• **Problem details**
Output all of the entries exactly as written.

[[ Records to use, beginning ]]

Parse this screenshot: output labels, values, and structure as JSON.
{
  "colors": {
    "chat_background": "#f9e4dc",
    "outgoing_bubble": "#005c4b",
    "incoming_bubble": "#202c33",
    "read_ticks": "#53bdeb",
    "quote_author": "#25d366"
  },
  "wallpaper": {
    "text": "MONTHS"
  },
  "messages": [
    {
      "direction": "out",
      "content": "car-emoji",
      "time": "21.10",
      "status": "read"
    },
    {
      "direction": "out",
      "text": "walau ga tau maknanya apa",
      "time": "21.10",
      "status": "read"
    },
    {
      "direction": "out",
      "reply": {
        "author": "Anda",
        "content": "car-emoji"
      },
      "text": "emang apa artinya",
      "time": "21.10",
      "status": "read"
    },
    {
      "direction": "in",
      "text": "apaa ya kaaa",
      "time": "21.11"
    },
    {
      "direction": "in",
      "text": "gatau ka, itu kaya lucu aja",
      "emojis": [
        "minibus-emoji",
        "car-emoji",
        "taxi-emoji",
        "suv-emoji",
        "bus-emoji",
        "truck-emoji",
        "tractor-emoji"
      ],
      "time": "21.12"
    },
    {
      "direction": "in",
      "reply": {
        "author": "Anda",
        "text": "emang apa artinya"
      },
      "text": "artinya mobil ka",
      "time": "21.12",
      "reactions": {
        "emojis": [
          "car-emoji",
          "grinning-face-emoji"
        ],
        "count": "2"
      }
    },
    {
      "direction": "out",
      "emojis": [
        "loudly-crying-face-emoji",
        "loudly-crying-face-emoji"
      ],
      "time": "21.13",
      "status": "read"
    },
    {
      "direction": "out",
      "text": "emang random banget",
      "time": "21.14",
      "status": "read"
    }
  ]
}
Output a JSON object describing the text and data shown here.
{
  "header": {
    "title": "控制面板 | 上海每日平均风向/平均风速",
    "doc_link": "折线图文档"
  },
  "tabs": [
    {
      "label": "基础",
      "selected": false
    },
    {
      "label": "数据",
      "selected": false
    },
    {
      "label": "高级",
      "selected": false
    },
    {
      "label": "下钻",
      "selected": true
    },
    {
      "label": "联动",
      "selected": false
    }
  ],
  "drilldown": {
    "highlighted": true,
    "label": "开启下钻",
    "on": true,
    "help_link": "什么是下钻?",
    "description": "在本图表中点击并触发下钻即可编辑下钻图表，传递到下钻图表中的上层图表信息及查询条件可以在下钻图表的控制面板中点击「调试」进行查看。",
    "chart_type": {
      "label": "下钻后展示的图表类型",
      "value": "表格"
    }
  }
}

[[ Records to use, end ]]

• **Solved exercise**
Parse this screenshot: output labels, values, and structure as JSON.
{
  "colors": {
    "chat_background": "#f9e4dc",
    "outgoing_bubble": "#005c4b",
    "incoming_bubble": "#202c33",
    "read_ticks": "#53bdeb",
    "quote_author": "#25d366"
  },
  "wallpaper": {
    "text": "MONTHS"
  },
  "messages": [
    {
      "direction": "out",
      "content": "car-emoji",
      "time": "21.10",
      "status": "read"
    },
    {
      "direction": "out",
      "text": "walau ga tau maknanya apa",
      "time": "21.10",
      "status": "read"
    },
    {
      "direction": "out",
      "reply": {
        "author": "Anda",
        "content": "car-emoji"
      },
      "text": "emang apa artinya",
      "time": "21.10",
      "status": "read"
    },
    {
      "direction": "in",
      "text": "apaa ya kaaa",
      "time": "21.11"
    },
    {
      "direction": "in",
      "text": "gatau ka, itu kaya lucu aja",
      "emojis": [
        "minibus-emoji",
        "car-emoji",
        "taxi-emoji",
        "suv-emoji",
        "bus-emoji",
        "truck-emoji",
        "tractor-emoji"
      ],
      "time": "21.12"
    },
    {
      "direction": "in",
      "reply": {
        "author": "Anda",
        "text": "emang apa artinya"
      },
      "text": "artinya mobil ka",
      "time": "21.12",
      "reactions": {
        "emojis": [
          "car-emoji",
          "grinning-face-emoji"
        ],
        "count": "2"
      }
    },
    {
      "direction": "out",
      "emojis": [
        "loudly-crying-face-emoji",
        "loudly-crying-face-emoji"
      ],
      "time": "21.13",
      "status": "read"
    },
    {
      "direction": "out",
      "text": "emang random banget",
      "time": "21.14",
      "status": "read"
    }
  ]
}
Output a JSON object describing the text and data shown here.
{
  "header": {
    "title": "控制面板 | 上海每日平均风向/平均风速",
    "doc_link": "折线图文档"
  },
  "tabs": [
    {
      "label": "基础",
      "selected": false
    },
    {
      "label": "数据",
      "selected": false
    },
    {
      "label": "高级",
      "selected": false
    },
    {
      "label": "下钻",
      "selected": true
    },
    {
      "label": "联动",
      "selected": false
    }
  ],
  "drilldown": {
    "highlighted": true,
    "label": "开启下钻",
    "on": true,
    "help_link": "什么是下钻?",
    "description": "在本图表中点击并触发下钻即可编辑下钻图表，传递到下钻图表中的上层图表信息及查询条件可以在下钻图表的控制面板中点击「调试」进行查看。",
    "chart_type": {
      "label": "下钻后展示的图表类型",
      "value": "表格"
    }
  }
}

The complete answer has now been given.